Update: I am belatedly reminded that the challenges of performing stylometric analysis on non-homogeneous text collections was discussed by Christof Schöch in his post Author or genre? Assessing the quality of cluster analysis graphs in two-dimensional classification problems. Schöch shows the difficulty in removing authorship as a determiner of text classification when one wants to classify texts by genre. The situation is analogous to the problem of separating orthography from lexical patterns. Although it makes a lot of extra work for us, this difficulty can be a good thing in theoretical terms, as it forces us to confront aspects of the interpretive process which traditional scholarly methods often ignore. How much does our interpretation of the thematic content of Hamlet rest upon our simultaneous assumption that it is by Shakespeare? How much does our impression that the Trinity Homilies and Ancrene Wisse are unconnected relate to their differences in dialect? Quantifying answers to these questions at the very least forces us to put a lens to our interpretive practices and consider them more closely.

Texts in the Collection (sources in parentheses)

  1. Ancrene Wisse (based on the TEAMS edition)
  2. Bestiary (London, British Library, Arundel 292)
  3. Debate between the Body and Soul (Oxford, Bodleian Library, Laud Misc 108)
  4. Hali Meiðhad (Oxford, Bodleian Library, Bodley 34)
  5. The Infancy of Christ (Oxford, Bodleian Library, Laud Misc 108)
  6. Juliana (Oxford, Bodleian Library, Bodley 34)
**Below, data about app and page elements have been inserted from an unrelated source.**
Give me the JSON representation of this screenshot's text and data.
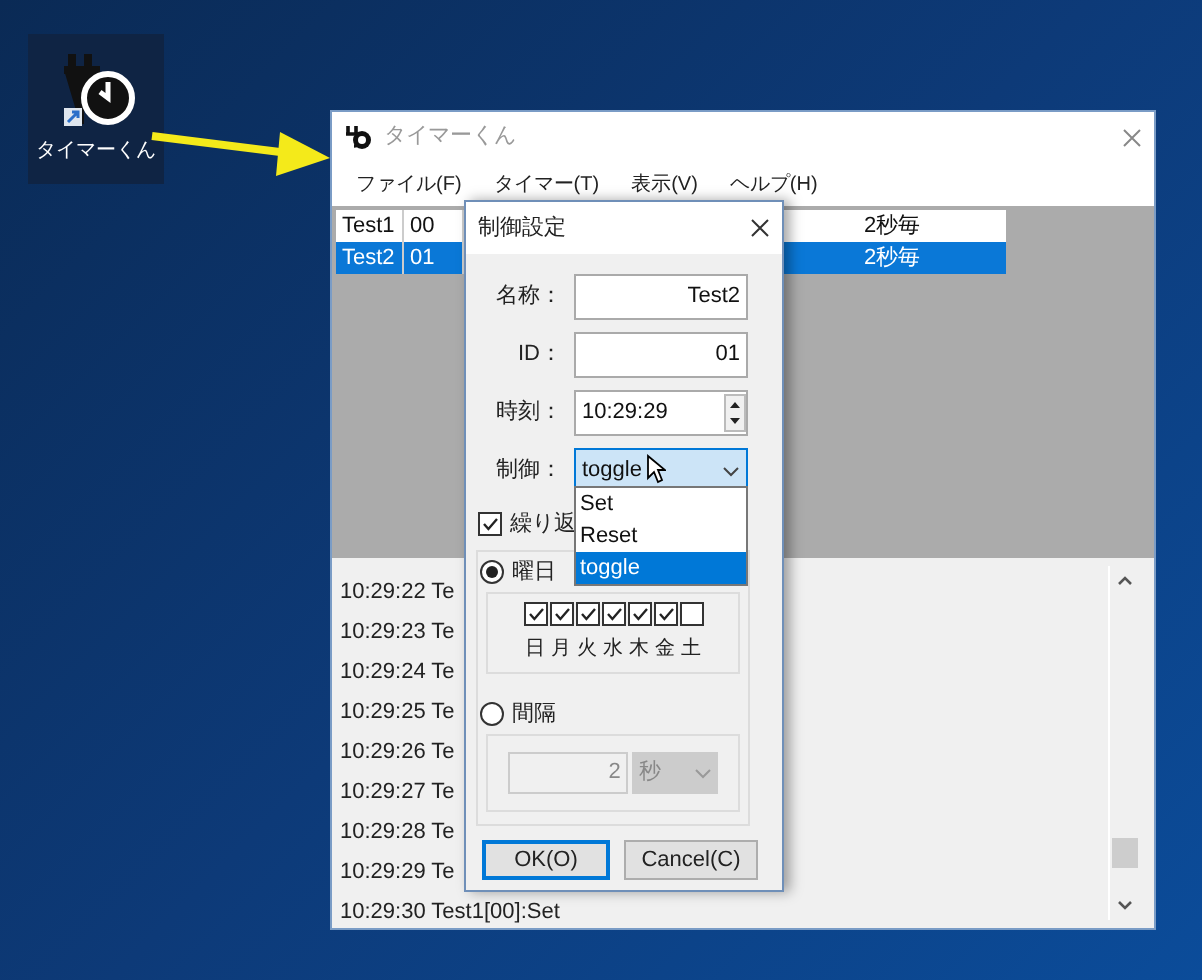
{
  "desktop_icon": {
    "label": "タイマーくん"
  },
  "window": {
    "title": "タイマーくん"
  },
  "menu": [
    "ファイル(F)",
    "タイマー(T)",
    "表示(V)",
    "ヘルプ(H)"
  ],
  "timers": [
    {
      "name": "Test1",
      "id": "00",
      "interval": "2秒毎",
      "selected": false
    },
    {
      "name": "Test2",
      "id": "01",
      "interval": "2秒毎",
      "selected": true
    }
  ],
  "log": [
    "10:29:22 Te",
    "10:29:23 Te",
    "10:29:24 Te",
    "10:29:25 Te",
    "10:29:26 Te",
    "10:29:27 Te",
    "10:29:28 Te",
    "10:29:29 Te",
    "10:29:30 Test1[00]:Set"
  ],
  "dialog": {
    "title": "制御設定",
    "fields": [
      {
        "label": "名称：",
        "value": "Test2",
        "kind": "text"
      },
      {
        "label": "ID：",
        "value": "01",
        "kind": "text"
      },
      {
        "label": "時刻：",
        "value": "10:29:29",
        "kind": "spin"
      }
    ],
    "control": {
      "label": "制御：",
      "value": "toggle",
      "expanded": true,
      "options": [
        {
          "label": "Set",
          "selected": false
        },
        {
          "label": "Reset",
          "selected": false
        },
        {
          "label": "toggle",
          "selected": true
        }
      ]
    },
    "repeat": {
      "label": "繰り返",
      "checked": true
    },
    "weekday": {
      "label": "曜日",
      "selected": true,
      "days": [
        {
          "label": "日",
          "checked": true
        },
        {
          "label": "月",
          "checked": true
        },
        {
          "label": "火",
          "checked": true
        },
        {
          "label": "水",
          "checked": true
        },
        {
          "label": "木",
          "checked": true
        },
        {
          "label": "金",
          "checked": true
        },
        {
          "label": "土",
          "checked": false
        }
      ]
    },
    "interval": {
      "label": "間隔",
      "selected": false,
      "value": "2",
      "unit": "秒"
    },
    "buttons": [
      "OK(O)",
      "Cancel(C)"
    ]
  }
}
  7. Kentish Sermons (Oxford, Bodleian Library, Laud Misc 471)
  8. King Horn (Oxford, Bodleian Library, Laud Misc 108)
  9. Laȝamon’s Brut (London, British Library, Cotton Caligula A ix)
  10. Laȝamon’s Brut (London, British Library, Cotton Otho C xiii)
  11. Lambeth Homilies (London, Lambeth Palace Library 487)
  12. The Life of Christ (Oxford, Bodleian Library, Laud Misc 108)
  13. A Litel Soth Sermun (London, British Library, Cotton Caligula A ix)
  14. The Owl and the Nightingale (London, British Library, Cotton Caligula A ix)
  15. The Passion of Our Lord (Oxford, Jesus College 29)
  16. Poema Morale (Oxford, Jesus College 29)
  17. The Proverbs of Alfred (Oxford, Jesus College 29)
  18. Religious Poems from Cotton Caligula A ix
  19. Religious Poems from Oxford, Jesus College 29
  20. Sawles Warde (Oxford, Bodleian Library, Bodley 34)
  21. The Sayings of St Bernard (Oxford, Bodleian Library, Laud Misc 108)
  22. Trinity Homilies (Cambridge, Trinity College 335)
  23. Vices and Virtues (London, British Library, Stowe 34)
  24. The Vision of Saint Paul (Oxford, Bodleian Library, Laud Misc 108)
  25. Wohunge of Ure Lauerd (London, British Library, Cotton Titus D xviii)